The Legend Begins: The Texas Rangers 1823-1845, by Frederick Wilkins, State House Press, Austin, Texas, 1996, $24.95 hardback, $16.95 paper.

John Coffee Hays epitomized the Texas Rangers during the years before the Mexican War. Appointed captain in 1840 at only 23, he was a famous Indian fighter and helped introduce the Colt revolver in the Rangers’ campaigns. Many of his fights have gone down in Texas lore, and one scout remarked of his daring, “Hays was bravo too much.”

Frederick Wilkins, however, brings the legend down to earth in this nicely written, well-documented but controversial history, the first of four books chronicling the military unit turned police force.
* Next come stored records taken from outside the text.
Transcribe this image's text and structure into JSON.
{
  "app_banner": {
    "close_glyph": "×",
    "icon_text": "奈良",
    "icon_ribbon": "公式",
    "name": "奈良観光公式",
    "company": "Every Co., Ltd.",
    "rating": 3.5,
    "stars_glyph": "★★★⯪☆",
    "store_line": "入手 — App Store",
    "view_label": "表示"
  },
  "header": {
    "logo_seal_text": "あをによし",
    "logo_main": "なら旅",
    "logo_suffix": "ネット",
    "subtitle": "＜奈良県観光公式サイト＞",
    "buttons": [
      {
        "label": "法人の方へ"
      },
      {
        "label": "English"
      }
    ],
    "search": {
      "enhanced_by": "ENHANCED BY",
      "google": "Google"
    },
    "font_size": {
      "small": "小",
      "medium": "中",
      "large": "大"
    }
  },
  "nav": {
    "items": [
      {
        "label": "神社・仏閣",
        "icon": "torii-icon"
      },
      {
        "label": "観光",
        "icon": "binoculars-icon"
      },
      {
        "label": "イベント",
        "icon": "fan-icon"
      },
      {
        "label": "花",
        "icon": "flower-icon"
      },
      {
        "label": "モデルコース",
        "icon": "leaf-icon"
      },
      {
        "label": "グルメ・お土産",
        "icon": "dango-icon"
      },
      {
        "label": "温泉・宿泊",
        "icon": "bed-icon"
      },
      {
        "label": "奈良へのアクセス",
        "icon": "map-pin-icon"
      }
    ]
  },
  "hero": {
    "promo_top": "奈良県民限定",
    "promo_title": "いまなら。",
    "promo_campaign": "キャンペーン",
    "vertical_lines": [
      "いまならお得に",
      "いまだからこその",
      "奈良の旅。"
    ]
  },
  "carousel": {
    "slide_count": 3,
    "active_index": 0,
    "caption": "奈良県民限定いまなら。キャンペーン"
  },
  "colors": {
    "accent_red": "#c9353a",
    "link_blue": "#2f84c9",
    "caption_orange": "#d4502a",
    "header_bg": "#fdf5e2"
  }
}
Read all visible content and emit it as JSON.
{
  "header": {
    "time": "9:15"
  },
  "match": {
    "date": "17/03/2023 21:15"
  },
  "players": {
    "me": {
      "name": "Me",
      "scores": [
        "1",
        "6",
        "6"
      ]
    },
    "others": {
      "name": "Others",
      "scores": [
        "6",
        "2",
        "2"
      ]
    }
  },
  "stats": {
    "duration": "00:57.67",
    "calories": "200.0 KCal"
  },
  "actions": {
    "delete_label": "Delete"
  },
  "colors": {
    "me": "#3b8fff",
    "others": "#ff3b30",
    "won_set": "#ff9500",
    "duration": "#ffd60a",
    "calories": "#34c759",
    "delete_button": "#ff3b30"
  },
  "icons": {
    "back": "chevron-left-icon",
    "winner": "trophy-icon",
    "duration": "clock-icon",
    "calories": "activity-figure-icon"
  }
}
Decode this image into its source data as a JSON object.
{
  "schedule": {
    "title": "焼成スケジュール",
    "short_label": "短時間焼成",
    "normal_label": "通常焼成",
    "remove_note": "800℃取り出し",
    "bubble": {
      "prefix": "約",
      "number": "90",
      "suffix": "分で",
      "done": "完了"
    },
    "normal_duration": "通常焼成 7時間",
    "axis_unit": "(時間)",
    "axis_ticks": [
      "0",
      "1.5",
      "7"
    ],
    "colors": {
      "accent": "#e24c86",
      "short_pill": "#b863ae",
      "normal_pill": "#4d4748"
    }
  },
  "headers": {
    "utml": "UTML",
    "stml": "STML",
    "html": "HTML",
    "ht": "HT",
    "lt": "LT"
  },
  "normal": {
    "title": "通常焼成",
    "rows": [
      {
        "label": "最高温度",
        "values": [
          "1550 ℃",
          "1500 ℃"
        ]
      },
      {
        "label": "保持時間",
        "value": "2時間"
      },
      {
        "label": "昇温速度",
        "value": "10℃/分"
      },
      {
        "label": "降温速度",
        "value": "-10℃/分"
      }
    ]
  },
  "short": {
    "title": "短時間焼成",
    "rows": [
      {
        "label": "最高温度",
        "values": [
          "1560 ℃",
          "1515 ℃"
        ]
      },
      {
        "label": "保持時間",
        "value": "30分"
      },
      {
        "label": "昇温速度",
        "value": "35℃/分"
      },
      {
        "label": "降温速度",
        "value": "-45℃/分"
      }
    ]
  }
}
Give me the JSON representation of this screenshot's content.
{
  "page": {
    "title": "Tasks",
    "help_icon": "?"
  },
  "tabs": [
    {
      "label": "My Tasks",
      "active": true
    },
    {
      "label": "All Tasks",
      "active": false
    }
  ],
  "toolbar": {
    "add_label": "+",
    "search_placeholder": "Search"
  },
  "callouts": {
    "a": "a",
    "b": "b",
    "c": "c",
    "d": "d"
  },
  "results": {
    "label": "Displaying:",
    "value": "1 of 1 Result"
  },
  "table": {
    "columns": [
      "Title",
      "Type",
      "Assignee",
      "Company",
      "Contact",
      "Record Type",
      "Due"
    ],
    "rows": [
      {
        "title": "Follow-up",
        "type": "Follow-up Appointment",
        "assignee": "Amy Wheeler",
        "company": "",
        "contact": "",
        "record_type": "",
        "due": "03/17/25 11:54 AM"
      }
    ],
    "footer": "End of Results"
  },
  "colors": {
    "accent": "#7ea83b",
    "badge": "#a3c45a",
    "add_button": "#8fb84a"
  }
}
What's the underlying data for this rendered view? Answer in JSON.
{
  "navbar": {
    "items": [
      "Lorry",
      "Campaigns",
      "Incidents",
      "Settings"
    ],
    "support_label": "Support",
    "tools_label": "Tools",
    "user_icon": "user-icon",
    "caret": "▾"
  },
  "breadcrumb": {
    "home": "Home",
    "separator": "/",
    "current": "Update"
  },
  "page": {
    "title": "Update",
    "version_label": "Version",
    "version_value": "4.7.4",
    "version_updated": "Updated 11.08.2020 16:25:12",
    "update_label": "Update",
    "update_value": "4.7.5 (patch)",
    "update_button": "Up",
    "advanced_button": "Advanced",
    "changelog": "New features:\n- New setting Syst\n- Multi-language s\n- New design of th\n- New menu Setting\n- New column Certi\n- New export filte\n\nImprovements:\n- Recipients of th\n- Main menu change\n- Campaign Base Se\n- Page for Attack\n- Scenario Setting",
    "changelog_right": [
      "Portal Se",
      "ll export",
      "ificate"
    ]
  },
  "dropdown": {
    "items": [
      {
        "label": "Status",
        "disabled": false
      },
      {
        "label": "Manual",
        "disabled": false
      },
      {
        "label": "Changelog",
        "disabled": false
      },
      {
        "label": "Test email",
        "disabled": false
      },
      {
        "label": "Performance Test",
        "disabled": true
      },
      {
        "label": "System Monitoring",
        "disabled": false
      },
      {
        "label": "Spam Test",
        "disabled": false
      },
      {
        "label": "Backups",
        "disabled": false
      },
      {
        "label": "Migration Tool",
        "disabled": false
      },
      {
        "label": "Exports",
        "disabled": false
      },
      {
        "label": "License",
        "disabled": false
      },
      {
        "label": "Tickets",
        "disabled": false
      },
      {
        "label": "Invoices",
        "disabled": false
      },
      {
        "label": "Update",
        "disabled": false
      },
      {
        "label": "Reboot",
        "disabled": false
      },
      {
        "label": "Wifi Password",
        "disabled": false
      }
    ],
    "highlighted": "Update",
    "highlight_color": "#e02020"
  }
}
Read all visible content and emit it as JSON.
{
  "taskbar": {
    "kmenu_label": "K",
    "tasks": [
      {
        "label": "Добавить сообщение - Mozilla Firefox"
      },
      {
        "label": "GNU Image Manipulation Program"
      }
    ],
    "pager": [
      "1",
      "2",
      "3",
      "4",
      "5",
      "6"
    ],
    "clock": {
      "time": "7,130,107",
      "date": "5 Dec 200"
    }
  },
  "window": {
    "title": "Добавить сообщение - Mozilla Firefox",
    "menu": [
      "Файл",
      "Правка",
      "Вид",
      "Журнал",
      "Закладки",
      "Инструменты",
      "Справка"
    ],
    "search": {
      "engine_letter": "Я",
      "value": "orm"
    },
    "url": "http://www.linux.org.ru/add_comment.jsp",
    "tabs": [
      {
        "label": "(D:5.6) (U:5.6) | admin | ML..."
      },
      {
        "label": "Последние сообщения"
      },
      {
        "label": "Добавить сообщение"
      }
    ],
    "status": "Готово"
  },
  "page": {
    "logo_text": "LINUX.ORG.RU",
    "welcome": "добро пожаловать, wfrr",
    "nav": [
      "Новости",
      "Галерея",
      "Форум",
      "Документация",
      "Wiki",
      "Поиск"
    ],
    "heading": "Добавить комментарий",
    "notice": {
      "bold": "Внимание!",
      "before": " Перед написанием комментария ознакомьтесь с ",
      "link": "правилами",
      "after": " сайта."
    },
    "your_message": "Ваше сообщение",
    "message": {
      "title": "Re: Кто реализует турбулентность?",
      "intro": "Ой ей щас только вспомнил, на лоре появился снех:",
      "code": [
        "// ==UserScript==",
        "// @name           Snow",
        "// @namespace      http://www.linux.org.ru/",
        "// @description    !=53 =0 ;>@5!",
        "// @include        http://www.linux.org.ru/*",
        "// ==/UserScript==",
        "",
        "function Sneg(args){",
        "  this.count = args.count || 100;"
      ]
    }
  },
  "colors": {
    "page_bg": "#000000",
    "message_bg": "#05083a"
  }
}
Wilkins states that Hays was not “the ranger of early Texas…but merely one of several prominent partisan commanders in the Texas Republic.” That statement might ruffle a few feathers among Hays aficionados, but Wilkins waits until his appendix, titled “Battles–or Legends?” to deliver a double-barreled blast. The celebrated battles at Enchanted Rock, in which Hays held off a large party of Comanches for hours before being rescued, and at Bandera Pass, where Hays rallied his men during an ambush, are pure fiction, Wilkins argues. Unlike Alamo historians discussing Davy Crockett’s death, Wilkins has no de la Peña diary to use as ammunition. Instead, he bases his verdict on the fact that there is no mention of the engagements in contemporary sources, “conflicting dates, or no dates, failure to find the names of the men who fought on any roster, and superhuman conduct….” The Hays controversy aside, The Legend Begins is an overdue history of the Rangers, worthy of comparison to Walter Prescott Webb’s The Texas Rangers: A Century of Frontier Defense, first published in 1935 and still in print. Although his deductions are debatable,Wilkins stands his ground. “Questioning some of these sainted fables is not a sure road to popularity,” he writes, “but this is the tale as I see it.”

Johnny D. Boggs